This is a story about the velocity of an idea – a discovery whose potential to improve cancer treatment practically leapt from the test tube. It is a story of the science behind the discovery of PD-1 and immunotherapy.
The groundwork was laid in the 1990s, when scientists learned that human cells carry certain proteins on their surface that enable them to escape attack from the body’s immune system. That was followed by the discovery by Dana-Farber scientists that many cancer cells wear one of those same proteins, called PD-L1 – part of an elaborate masquerade that allows the cancer cells to live and multiply without harrassment from the immune system.

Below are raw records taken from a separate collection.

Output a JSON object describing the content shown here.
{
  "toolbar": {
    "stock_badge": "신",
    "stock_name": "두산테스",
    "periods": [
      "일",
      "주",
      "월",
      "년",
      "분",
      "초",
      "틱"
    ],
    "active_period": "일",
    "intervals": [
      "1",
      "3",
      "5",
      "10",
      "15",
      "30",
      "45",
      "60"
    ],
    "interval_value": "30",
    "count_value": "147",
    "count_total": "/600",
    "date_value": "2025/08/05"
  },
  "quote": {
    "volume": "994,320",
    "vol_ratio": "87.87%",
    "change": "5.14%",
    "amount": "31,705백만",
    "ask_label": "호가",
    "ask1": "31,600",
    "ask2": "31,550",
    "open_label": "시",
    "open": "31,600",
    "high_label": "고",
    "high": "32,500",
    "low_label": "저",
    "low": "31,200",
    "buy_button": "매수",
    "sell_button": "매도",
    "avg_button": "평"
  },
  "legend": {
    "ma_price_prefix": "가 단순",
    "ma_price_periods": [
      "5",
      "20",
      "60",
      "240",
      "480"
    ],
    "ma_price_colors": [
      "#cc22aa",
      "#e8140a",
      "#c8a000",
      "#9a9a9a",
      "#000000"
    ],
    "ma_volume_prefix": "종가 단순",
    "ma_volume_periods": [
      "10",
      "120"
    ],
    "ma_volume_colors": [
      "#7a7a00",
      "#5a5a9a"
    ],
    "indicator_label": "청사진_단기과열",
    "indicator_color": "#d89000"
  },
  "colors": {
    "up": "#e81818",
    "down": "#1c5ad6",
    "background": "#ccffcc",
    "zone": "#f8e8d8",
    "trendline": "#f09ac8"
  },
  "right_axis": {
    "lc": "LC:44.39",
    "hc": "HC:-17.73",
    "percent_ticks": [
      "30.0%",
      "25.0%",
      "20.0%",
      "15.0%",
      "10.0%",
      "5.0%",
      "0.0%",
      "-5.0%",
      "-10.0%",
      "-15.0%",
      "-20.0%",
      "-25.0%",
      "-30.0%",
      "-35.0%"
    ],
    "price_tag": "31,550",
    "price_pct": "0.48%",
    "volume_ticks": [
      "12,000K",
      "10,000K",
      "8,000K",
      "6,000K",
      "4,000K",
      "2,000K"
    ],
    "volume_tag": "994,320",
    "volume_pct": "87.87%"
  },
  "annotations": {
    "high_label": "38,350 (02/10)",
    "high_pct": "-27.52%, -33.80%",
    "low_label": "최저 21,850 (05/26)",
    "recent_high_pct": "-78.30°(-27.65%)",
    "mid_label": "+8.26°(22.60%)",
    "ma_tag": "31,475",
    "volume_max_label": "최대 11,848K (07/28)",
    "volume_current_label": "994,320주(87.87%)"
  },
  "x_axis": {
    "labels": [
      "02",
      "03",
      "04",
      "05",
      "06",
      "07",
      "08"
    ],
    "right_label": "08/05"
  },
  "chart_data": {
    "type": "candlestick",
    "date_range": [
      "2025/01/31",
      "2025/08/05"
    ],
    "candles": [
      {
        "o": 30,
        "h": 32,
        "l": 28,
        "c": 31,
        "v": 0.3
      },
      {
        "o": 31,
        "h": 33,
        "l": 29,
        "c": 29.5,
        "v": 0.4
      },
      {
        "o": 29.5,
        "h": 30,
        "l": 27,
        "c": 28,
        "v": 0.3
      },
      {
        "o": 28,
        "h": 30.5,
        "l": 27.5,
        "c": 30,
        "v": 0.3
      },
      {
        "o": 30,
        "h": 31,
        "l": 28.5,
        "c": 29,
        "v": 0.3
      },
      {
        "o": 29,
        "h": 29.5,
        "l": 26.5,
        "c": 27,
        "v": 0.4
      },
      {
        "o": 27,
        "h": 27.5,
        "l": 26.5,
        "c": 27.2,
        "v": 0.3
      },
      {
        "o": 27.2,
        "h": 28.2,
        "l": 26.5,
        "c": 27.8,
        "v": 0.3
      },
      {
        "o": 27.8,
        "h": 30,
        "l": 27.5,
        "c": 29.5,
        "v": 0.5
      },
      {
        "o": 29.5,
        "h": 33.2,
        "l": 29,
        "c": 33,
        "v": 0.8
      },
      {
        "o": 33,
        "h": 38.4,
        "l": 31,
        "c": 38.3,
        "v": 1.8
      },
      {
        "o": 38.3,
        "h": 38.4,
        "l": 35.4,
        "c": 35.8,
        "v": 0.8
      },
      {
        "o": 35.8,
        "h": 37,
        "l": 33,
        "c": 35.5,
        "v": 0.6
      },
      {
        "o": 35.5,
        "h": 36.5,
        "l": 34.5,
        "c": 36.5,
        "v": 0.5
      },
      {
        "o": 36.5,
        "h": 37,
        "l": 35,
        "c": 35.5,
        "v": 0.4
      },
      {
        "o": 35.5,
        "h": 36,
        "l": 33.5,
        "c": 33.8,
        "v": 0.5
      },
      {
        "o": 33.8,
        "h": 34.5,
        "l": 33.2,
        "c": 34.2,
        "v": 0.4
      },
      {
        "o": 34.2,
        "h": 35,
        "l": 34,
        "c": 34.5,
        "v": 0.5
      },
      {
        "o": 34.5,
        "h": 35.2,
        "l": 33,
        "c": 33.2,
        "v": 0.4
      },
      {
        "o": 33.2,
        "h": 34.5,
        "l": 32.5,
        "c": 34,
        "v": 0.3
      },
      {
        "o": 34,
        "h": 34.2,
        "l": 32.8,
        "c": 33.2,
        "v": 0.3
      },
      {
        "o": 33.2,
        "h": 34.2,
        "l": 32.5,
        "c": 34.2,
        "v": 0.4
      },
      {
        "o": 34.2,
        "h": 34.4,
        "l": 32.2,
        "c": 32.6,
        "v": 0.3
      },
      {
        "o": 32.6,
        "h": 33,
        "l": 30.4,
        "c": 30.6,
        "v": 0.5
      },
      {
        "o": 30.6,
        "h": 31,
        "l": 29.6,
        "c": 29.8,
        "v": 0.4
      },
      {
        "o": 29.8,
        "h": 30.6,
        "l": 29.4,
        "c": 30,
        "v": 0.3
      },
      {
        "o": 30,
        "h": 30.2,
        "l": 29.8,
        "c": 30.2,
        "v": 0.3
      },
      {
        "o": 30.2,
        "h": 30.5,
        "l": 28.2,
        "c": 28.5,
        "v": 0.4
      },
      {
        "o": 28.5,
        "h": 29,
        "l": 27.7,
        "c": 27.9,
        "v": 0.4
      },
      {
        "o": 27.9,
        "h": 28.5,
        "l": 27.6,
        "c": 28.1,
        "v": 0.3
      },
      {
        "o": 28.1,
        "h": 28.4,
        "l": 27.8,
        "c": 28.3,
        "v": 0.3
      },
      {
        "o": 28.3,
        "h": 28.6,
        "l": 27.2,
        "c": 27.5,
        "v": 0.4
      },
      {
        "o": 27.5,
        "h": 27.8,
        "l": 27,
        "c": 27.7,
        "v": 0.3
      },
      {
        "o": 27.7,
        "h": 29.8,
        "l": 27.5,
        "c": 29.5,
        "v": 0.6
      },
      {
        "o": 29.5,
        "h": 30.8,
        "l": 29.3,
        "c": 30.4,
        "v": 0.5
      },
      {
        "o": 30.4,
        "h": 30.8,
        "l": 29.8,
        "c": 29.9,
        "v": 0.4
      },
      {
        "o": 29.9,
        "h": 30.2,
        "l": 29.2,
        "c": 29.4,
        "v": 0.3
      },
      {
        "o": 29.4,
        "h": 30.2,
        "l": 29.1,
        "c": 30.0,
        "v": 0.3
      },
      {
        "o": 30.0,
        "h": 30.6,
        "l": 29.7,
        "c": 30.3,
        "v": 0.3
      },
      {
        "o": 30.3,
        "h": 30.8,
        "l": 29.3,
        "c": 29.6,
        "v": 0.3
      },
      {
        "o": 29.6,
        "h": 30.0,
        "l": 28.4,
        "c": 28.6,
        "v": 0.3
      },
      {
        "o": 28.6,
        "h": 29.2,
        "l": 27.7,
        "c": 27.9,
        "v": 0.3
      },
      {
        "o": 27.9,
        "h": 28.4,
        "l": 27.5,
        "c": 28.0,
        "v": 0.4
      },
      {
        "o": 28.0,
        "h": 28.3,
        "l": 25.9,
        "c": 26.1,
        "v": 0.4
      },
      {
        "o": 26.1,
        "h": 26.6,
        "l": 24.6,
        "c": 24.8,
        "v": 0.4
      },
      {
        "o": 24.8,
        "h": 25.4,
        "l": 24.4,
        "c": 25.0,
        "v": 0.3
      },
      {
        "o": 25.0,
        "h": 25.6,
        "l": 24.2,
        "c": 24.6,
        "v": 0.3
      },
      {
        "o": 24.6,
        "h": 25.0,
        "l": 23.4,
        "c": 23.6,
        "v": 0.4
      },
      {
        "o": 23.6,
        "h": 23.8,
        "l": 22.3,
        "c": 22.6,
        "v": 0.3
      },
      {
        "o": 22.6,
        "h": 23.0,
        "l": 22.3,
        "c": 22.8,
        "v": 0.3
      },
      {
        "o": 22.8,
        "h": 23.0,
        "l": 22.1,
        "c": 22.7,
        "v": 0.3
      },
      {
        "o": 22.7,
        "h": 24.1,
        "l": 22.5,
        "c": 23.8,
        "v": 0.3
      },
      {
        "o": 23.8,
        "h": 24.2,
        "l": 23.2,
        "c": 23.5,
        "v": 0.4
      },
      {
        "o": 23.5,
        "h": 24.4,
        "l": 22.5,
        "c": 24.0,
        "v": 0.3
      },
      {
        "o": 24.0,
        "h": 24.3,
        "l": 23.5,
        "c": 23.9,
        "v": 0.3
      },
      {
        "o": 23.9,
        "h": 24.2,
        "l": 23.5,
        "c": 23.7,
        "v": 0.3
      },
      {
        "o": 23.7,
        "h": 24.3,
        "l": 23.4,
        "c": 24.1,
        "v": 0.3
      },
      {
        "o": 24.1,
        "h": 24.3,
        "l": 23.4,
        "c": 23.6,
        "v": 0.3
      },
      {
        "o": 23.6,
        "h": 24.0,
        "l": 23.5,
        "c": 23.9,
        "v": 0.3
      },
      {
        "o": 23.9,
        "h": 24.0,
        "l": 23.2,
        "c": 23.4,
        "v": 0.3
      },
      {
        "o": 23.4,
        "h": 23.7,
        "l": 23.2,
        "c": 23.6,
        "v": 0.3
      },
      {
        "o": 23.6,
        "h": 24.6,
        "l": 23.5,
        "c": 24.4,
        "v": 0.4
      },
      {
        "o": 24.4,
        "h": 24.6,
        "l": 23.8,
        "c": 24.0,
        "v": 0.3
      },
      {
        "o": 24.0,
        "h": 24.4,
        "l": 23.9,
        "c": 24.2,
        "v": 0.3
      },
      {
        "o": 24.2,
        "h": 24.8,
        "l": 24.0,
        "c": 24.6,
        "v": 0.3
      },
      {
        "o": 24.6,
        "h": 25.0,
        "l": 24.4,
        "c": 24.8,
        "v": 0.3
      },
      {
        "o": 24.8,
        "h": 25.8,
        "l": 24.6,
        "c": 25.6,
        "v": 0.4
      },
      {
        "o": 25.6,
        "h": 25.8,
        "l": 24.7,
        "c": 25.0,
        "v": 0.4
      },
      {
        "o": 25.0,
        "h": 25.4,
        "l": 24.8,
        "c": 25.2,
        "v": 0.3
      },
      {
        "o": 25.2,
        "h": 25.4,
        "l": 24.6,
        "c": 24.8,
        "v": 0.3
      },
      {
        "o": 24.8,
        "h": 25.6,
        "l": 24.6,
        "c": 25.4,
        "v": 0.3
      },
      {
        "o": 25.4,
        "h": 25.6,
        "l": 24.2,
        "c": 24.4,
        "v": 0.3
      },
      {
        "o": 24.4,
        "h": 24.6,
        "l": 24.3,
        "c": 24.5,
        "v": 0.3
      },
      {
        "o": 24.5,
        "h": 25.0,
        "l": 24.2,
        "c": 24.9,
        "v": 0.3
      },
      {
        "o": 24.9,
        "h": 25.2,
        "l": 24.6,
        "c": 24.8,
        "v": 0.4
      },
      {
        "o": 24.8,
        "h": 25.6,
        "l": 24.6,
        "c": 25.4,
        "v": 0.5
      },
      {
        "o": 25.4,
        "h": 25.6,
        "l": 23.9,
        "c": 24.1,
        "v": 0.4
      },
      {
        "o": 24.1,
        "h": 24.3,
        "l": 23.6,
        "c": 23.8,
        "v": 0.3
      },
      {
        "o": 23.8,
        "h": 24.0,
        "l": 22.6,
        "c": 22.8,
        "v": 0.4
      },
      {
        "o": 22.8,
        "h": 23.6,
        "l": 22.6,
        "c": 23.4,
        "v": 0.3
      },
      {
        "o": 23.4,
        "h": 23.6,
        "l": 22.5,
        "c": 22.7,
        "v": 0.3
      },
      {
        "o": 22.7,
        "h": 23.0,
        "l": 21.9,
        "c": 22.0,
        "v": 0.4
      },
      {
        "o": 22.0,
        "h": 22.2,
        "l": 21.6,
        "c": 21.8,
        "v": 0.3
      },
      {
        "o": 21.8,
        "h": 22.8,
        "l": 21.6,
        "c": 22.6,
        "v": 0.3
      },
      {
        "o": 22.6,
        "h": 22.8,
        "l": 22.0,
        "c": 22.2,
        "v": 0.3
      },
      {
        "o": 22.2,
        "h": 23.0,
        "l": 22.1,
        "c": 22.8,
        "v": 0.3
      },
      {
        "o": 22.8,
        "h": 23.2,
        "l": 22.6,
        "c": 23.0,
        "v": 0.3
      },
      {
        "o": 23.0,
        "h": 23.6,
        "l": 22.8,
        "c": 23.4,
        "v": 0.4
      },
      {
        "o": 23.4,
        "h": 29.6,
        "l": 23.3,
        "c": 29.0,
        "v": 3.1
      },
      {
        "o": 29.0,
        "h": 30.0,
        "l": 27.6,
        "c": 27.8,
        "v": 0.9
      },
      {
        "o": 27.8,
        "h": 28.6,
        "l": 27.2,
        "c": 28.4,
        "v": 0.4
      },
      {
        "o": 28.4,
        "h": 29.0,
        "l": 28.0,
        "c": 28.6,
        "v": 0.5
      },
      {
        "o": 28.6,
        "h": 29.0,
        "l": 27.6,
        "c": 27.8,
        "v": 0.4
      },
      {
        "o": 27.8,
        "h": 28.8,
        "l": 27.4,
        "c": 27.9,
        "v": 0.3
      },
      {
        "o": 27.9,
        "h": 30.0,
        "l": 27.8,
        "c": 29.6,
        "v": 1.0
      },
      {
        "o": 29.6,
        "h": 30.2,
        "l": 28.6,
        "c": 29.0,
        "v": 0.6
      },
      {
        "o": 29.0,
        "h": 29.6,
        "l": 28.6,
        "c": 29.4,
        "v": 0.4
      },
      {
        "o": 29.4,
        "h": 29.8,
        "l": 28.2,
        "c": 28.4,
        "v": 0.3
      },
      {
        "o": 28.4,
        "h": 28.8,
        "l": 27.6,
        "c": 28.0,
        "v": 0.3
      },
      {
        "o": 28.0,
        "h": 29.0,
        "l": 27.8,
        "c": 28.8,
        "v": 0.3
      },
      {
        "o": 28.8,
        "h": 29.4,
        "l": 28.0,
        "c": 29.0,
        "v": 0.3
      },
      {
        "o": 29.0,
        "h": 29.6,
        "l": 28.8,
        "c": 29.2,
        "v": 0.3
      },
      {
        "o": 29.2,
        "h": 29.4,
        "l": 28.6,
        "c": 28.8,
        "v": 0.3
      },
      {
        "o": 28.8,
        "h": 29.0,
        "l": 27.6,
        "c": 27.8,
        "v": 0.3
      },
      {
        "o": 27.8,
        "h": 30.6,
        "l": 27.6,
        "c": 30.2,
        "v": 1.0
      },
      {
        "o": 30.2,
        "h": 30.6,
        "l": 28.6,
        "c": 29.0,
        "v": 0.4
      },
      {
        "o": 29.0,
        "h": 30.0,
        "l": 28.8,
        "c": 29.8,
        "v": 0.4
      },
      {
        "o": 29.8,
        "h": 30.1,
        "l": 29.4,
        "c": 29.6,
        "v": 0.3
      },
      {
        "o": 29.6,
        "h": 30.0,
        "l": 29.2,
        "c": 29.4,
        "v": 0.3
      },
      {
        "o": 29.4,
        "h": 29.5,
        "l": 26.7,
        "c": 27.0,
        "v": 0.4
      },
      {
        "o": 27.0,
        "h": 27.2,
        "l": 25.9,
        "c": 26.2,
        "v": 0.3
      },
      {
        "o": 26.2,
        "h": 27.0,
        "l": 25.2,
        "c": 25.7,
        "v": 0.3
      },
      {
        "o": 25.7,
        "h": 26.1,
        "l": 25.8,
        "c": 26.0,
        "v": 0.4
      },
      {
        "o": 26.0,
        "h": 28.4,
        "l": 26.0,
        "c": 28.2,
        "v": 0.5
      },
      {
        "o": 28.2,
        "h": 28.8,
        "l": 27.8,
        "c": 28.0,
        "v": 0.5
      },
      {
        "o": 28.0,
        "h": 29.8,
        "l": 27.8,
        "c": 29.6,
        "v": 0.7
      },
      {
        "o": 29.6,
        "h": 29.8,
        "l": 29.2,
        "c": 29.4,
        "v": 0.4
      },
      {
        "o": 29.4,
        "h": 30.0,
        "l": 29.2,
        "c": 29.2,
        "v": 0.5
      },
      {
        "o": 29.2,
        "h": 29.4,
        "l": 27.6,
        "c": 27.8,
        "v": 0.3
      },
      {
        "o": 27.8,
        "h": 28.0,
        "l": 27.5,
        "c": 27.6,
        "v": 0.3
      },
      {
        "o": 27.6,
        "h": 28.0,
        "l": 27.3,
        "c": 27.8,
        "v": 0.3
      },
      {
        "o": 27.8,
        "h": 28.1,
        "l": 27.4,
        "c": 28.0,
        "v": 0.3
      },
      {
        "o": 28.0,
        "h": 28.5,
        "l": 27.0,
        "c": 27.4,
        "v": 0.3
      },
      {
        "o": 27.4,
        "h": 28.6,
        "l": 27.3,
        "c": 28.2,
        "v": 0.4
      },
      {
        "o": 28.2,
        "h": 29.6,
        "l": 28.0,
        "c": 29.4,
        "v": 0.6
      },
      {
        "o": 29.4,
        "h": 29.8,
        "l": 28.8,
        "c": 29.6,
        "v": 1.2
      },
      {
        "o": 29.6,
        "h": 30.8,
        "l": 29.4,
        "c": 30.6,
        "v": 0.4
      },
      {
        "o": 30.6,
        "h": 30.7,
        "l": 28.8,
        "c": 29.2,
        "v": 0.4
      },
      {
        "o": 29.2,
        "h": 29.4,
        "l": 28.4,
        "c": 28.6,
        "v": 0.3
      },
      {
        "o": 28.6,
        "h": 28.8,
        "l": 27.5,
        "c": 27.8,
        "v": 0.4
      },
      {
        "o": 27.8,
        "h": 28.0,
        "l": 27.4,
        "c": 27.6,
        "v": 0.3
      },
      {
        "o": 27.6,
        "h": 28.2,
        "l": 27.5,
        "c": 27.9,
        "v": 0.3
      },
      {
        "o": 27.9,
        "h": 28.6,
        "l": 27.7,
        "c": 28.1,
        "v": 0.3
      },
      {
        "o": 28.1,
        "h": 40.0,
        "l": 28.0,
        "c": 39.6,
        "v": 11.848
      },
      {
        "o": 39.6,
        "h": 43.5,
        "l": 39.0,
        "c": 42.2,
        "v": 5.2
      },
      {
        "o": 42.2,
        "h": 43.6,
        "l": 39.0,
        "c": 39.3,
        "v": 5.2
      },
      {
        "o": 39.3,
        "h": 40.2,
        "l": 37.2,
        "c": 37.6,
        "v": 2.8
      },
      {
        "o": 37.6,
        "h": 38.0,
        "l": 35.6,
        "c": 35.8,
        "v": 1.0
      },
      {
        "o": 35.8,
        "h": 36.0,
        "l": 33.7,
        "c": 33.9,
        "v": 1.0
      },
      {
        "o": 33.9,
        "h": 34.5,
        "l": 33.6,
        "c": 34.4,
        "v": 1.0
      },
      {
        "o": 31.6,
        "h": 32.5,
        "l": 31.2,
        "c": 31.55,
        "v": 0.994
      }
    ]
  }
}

The implications of that finding, published in 2001, were self-evident: find a way to block PD-L1, or the proteins on immune system cells that “see” PD-L1, and the command that once prevented an immune system attack on cancer would be lifted. Pharmaceutical companies, once skittish about investing in immunotherapies for cancer (agents that sic the immune system on tumor cells), began working on them in earnest.
The first clinical trial of a PD-L1-blocking drug began in 2008 in patients with advanced blood cancers. Today, a half dozen years later, roughly a dozen trials of PD-L1 blockers have been completed and about 50 more are under way at more than two dozen medical centers across the country, involving thousands of patients with a range of different types of cancers.
These statistics say much about the promise of this form of immunotherapy. First, they indicate that a substantial number of participants in these trials have benefited from it. (New trials wouldn’t be opening at this pace if the treatment wasn’t already showing significant signs of success.) Second, they suggest that, unlike some other drug agents, PD-L1 blockers can be effective against multiple types of cancer.
“It makes sense to test these agents in every form of cancer,” says Dana-Farber’s Gordon Freeman, PhD, whose lab discovered that PD-L1 resides on normal cells as well as some cancer cells, and that blocking it can provoke an immune system attack on tumors.
This particular type of therapy goes by the name immune checkpoint blockade. “Checkpoint” refers to the encounter between immune system T cells – which patrol the body relentlessly for signs of infection or other disease – and the PD-L1 protein on tumor cells. T cells use a protein on their own surface, called PD-1, to probe cancer cells for PD-L1 (and a closely related protein, PD-L2). When they find it, they courteously pass by, leaving the tumor cells free to go about their cancerous business. But when a drug agent blocks that signal, the T cells, no longer misled by PD-L1 and PD-L2, rally an immune system attack on the cancer. “This is a really different strategy,” says Freeman. “Don’t poison the cancer cell but let the immune system directly kill it.”
The early rounds of clinical testing of PD-1/PD-L1 checkpoint inhibitors suggest the arrival of a major addition to the anti-cancer arsenal. The inhibitors, which are made from natural human antibodies, work better in some types of cancers than others, but a distinctive pattern has emerged from the trials conducted so far: For patients who do benefit from these agents, the benefits tend to last for years – in some cases, it appears, indefinitely.
One of the most dramatic examples comes from a clinical trial led by F. Stephen Hodi, MD, director of the Melanoma Center at Dana-Farber/Brigham and Women’s Cancer Center (DF/BWCC). “Since the year 2000, more than 2,000 patients with metastatic melanoma have been treated with ipilimumab, a drug that blocks an immune checkpoint known as CTLA-4,” Freeman relates. “About 20 percent benefited from the drug. The vast majority of them are alive today.”
The record of clinical research in PD-1/PD-L1 inhibitors is much briefer than that of CTLA-4 inhibitors and is, in many respects, just beginning to be written. But many of the results are of the sort that led Science magazine to dub this form of immunotherapy the “Breakthrough of the Year” for 2013.
In early returns from clinical trials at other institutions, checkpoint inhibitors have also shown good results in stomach cancer, head and neck cancers caused by the HPV virus, and some ovarian cancers, with less effectiveness in prostate cancer and colon cancer, Freeman notes. Much research remains, however, to determine where such agents are likely to have the biggest impact.
The future of immune checkpoint blockers for cancer almost certainly involves combination with other types of treatment – radiation therapy, targeted agents, cancer vaccines, and some chemotherapy agents – Freeman says. A recent study by Dana-Farber’s F. Stephen Hodi, for example, found that patients with metastatic melanoma who were treated with ipilimumab survived 50 percent longer, on average, if they simultaneously received an immune system-stimulating agent. There’s even evidence that radiation therapy works better when joined to treatment with checkpoint inhibitors.
More than a century after scientists recognized the immune system’s potential as a cancer warrior, immunotherapy is rapidly becoming a mainstay of the anti-cancer arsenal.